the death of Apple's Steve Jobs is announced, we learn that Sarah Palin will not run for US President against Barack Obama after all. This ends months (years?) of speculation. The Brooks Blog readership will remember that I predicted Palin would not run post-Tucson shooting in January. Despite a major media presence and even new film, her poll numbers have remained very disappointing. (Perhaps she would have run if Michelle Bachmann and Rick Perry hadn't entered the race.) When you were once a Vice Presidential hopeful, but now can't outpoll about anyone interested in the job . . . you've fallen down the totem poll of political life.
While I would expect we will see Palin on our television sets for some time to come, I suspect she will not win a major office again. She may well try - for the US Senate, perhaps - but she has bottled her post-election buzz. It was a major political mistake to quit as Alaska's Governor mid-term. The idea must have been to keep the spotlights on her in the run up to a historic campaign to be America's first female president.
But the problem of spotlights is that they can catch you in their full glare - and the comments re: Tucson and elsewhere got attention, but (from Palin's perspective) for the wrong reasons.

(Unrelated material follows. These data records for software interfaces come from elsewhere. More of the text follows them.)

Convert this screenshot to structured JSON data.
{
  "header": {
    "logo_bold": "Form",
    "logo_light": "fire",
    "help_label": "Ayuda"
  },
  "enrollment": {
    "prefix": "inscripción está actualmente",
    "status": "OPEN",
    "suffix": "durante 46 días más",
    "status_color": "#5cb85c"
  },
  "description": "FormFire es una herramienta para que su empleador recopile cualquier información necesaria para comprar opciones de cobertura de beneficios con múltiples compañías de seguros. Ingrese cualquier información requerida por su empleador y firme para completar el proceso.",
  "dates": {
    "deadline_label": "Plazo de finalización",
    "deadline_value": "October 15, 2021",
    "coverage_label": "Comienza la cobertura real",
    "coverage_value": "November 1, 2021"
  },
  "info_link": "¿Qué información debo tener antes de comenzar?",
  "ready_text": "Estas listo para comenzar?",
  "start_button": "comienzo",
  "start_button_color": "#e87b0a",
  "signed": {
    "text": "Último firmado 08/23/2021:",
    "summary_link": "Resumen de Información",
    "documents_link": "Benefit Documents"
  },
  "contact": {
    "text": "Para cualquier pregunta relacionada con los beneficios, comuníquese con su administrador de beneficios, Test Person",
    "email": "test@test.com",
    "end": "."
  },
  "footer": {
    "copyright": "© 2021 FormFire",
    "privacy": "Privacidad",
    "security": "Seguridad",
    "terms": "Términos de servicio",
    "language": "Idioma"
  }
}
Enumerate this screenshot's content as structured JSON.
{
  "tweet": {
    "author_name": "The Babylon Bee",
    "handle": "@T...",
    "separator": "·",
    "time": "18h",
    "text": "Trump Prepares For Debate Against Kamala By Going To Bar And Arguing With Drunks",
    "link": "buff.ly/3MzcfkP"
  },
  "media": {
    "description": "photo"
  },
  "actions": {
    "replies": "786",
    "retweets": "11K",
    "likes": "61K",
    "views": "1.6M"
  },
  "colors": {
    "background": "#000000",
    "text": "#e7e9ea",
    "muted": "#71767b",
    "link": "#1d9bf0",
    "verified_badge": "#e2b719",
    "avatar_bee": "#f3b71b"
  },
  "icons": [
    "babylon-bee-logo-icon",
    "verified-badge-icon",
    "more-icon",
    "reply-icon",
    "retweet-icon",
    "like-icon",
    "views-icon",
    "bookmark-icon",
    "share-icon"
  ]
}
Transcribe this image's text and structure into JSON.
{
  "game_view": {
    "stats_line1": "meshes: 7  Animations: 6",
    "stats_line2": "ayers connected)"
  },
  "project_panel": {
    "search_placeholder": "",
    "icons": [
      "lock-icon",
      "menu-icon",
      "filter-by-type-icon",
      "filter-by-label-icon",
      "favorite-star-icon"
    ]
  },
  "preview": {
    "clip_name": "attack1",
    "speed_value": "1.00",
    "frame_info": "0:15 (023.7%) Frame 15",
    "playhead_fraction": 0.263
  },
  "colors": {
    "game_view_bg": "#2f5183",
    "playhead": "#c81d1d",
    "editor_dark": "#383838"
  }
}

If I were one of her political advisors, then I'd strongly recommend returning to the drawing board. Palin must begin to re-define herself in the eyes of the public, not unlike Hillary Clinton. Not unlike Palin, Clinton had been a polarising figure but she had a clear strategy. Moving to New York was one part of it, but also becoming involved in central issues. Palin's advisors would do well to choose an issue or two where Palin can focus her efforts. We've so done the Mama Grizzly stuff, now let's see her help the homeless or lead some initiative on banking reform. This may help her return from the political wilderness, but I wouldn't think it likely to happen.